**Exercise description**
Give back each entry word for word, but drop the images.

**Supplied material**
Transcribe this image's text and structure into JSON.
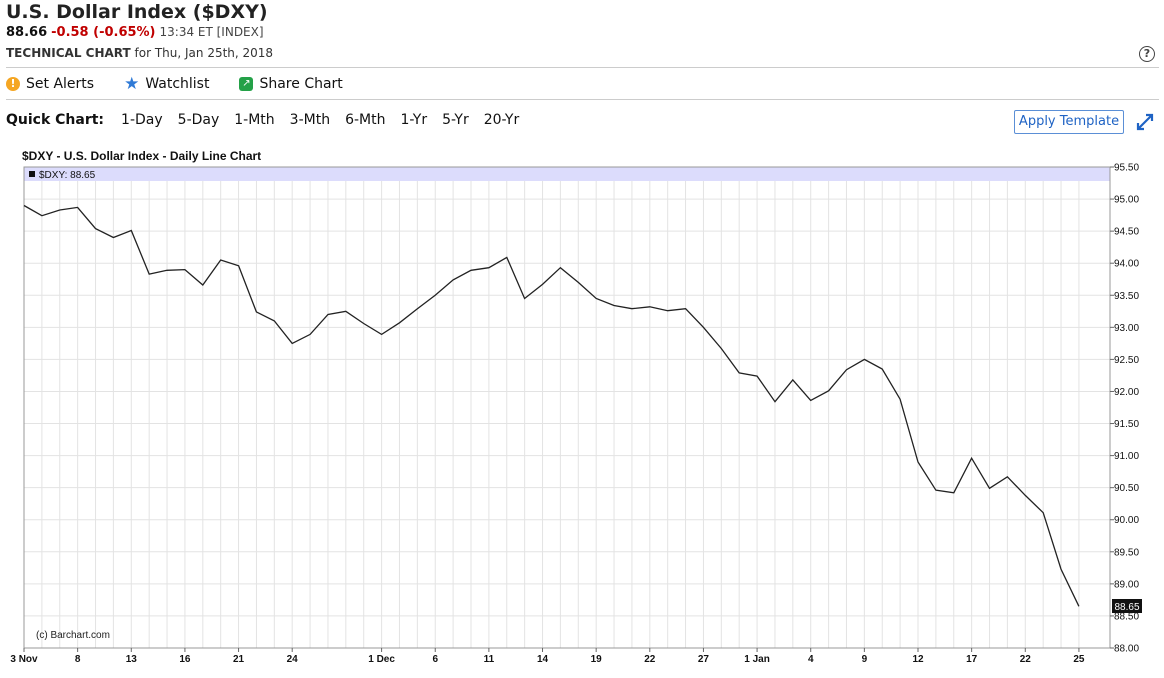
{
  "header": {
    "title": "U.S. Dollar Index ($DXY)",
    "last": "88.66",
    "change": "-0.58 (-0.65%)",
    "time": "13:34 ET [INDEX]",
    "chart_kind": "TECHNICAL CHART",
    "chart_date": "for Thu, Jan 25th, 2018",
    "help": "?"
  },
  "toolbar": {
    "alerts": "Set Alerts",
    "watchlist": "Watchlist",
    "share": "Share Chart",
    "alerts_icon": "!",
    "share_icon": "↗"
  },
  "quick": {
    "label": "Quick Chart:",
    "periods": [
      "1-Day",
      "5-Day",
      "1-Mth",
      "3-Mth",
      "6-Mth",
      "1-Yr",
      "5-Yr",
      "20-Yr"
    ],
    "apply": "Apply Template"
  },
  "chart_data": {
    "type": "line",
    "title": "$DXY - U.S. Dollar Index - Daily Line Chart",
    "legend": "$DXY: 88.65",
    "last_label": "88.65",
    "watermark": "(c) Barchart.com",
    "ylim": [
      88.0,
      95.5
    ],
    "y_ticks": [
      "88.00",
      "88.50",
      "89.00",
      "89.50",
      "90.00",
      "90.50",
      "91.00",
      "91.50",
      "92.00",
      "92.50",
      "93.00",
      "93.50",
      "94.00",
      "94.50",
      "95.00",
      "95.50"
    ],
    "x_labels": [
      {
        "i": 0,
        "t": "3 Nov"
      },
      {
        "i": 3,
        "t": "8"
      },
      {
        "i": 6,
        "t": "13"
      },
      {
        "i": 9,
        "t": "16"
      },
      {
        "i": 12,
        "t": "21"
      },
      {
        "i": 15,
        "t": "24"
      },
      {
        "i": 20,
        "t": "1 Dec"
      },
      {
        "i": 23,
        "t": "6"
      },
      {
        "i": 26,
        "t": "11"
      },
      {
        "i": 29,
        "t": "14"
      },
      {
        "i": 32,
        "t": "19"
      },
      {
        "i": 35,
        "t": "22"
      },
      {
        "i": 38,
        "t": "27"
      },
      {
        "i": 41,
        "t": "1 Jan"
      },
      {
        "i": 44,
        "t": "4"
      },
      {
        "i": 47,
        "t": "9"
      },
      {
        "i": 50,
        "t": "12"
      },
      {
        "i": 53,
        "t": "17"
      },
      {
        "i": 56,
        "t": "22"
      },
      {
        "i": 59,
        "t": "25"
      }
    ],
    "values": [
      94.9,
      94.74,
      94.83,
      94.87,
      94.54,
      94.4,
      94.51,
      93.83,
      93.89,
      93.9,
      93.66,
      94.05,
      93.96,
      93.24,
      93.1,
      92.75,
      92.89,
      93.2,
      93.25,
      93.06,
      92.89,
      93.07,
      93.29,
      93.5,
      93.74,
      93.89,
      93.93,
      94.09,
      93.45,
      93.67,
      93.93,
      93.7,
      93.45,
      93.34,
      93.29,
      93.32,
      93.26,
      93.29,
      93.0,
      92.67,
      92.29,
      92.24,
      91.84,
      92.18,
      91.86,
      92.01,
      92.34,
      92.5,
      92.35,
      91.88,
      90.9,
      90.46,
      90.42,
      90.96,
      90.49,
      90.67,
      90.38,
      90.11,
      89.23,
      88.65
    ]
  }
}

**Output below**
Transcribe this image's text and structure into JSON.
{
  "header": {
    "title": "U.S. Dollar Index ($DXY)",
    "last": "88.66",
    "change": "-0.58 (-0.65%)",
    "time": "13:34 ET [INDEX]",
    "chart_kind": "TECHNICAL CHART",
    "chart_date": "for Thu, Jan 25th, 2018",
    "help": "?"
  },
  "toolbar": {
    "alerts": "Set Alerts",
    "watchlist": "Watchlist",
    "share": "Share Chart",
    "alerts_icon": "!",
    "share_icon": "↗"
  },
  "quick": {
    "label": "Quick Chart:",
    "periods": [
      "1-Day",
      "5-Day",
      "1-Mth",
      "3-Mth",
      "6-Mth",
      "1-Yr",
      "5-Yr",
      "20-Yr"
    ],
    "apply": "Apply Template"
  },
  "chart_data": {
    "type": "line",
    "title": "$DXY - U.S. Dollar Index - Daily Line Chart",
    "legend": "$DXY: 88.65",
    "last_label": "88.65",
    "watermark": "(c) Barchart.com",
    "ylim": [
      88.0,
      95.5
    ],
    "y_ticks": [
      "88.00",
      "88.50",
      "89.00",
      "89.50",
      "90.00",
      "90.50",
      "91.00",
      "91.50",
      "92.00",
      "92.50",
      "93.00",
      "93.50",
      "94.00",
      "94.50",
      "95.00",
      "95.50"
    ],
    "x_labels": [
      {
        "i": 0,
        "t": "3 Nov"
      },
      {
        "i": 3,
        "t": "8"
      },
      {
        "i": 6,
        "t": "13"
      },
      {
        "i": 9,
        "t": "16"
      },
      {
        "i": 12,
        "t": "21"
      },
      {
        "i": 15,
        "t": "24"
      },
      {
        "i": 20,
        "t": "1 Dec"
      },
      {
        "i": 23,
        "t": "6"
      },
      {
        "i": 26,
        "t": "11"
      },
      {
        "i": 29,
        "t": "14"
      },
      {
        "i": 32,
        "t": "19"
      },
      {
        "i": 35,
        "t": "22"
      },
      {
        "i": 38,
        "t": "27"
      },
      {
        "i": 41,
        "t": "1 Jan"
      },
      {
        "i": 44,
        "t": "4"
      },
      {
        "i": 47,
        "t": "9"
      },
      {
        "i": 50,
        "t": "12"
      },
      {
        "i": 53,
        "t": "17"
      },
      {
        "i": 56,
        "t": "22"
      },
      {
        "i": 59,
        "t": "25"
      }
    ],
    "values": [
      94.9,
      94.74,
      94.83,
      94.87,
      94.54,
      94.4,
      94.51,
      93.83,
      93.89,
      93.9,
      93.66,
      94.05,
      93.96,
      93.24,
      93.1,
      92.75,
      92.89,
      93.2,
      93.25,
      93.06,
      92.89,
      93.07,
      93.29,
      93.5,
      93.74,
      93.89,
      93.93,
      94.09,
      93.45,
      93.67,
      93.93,
      93.7,
      93.45,
      93.34,
      93.29,
      93.32,
      93.26,
      93.29,
      93.0,
      92.67,
      92.29,
      92.24,
      91.84,
      92.18,
      91.86,
      92.01,
      92.34,
      92.5,
      92.35,
      91.88,
      90.9,
      90.46,
      90.42,
      90.96,
      90.49,
      90.67,
      90.38,
      90.11,
      89.23,
      88.65
    ]
  }
}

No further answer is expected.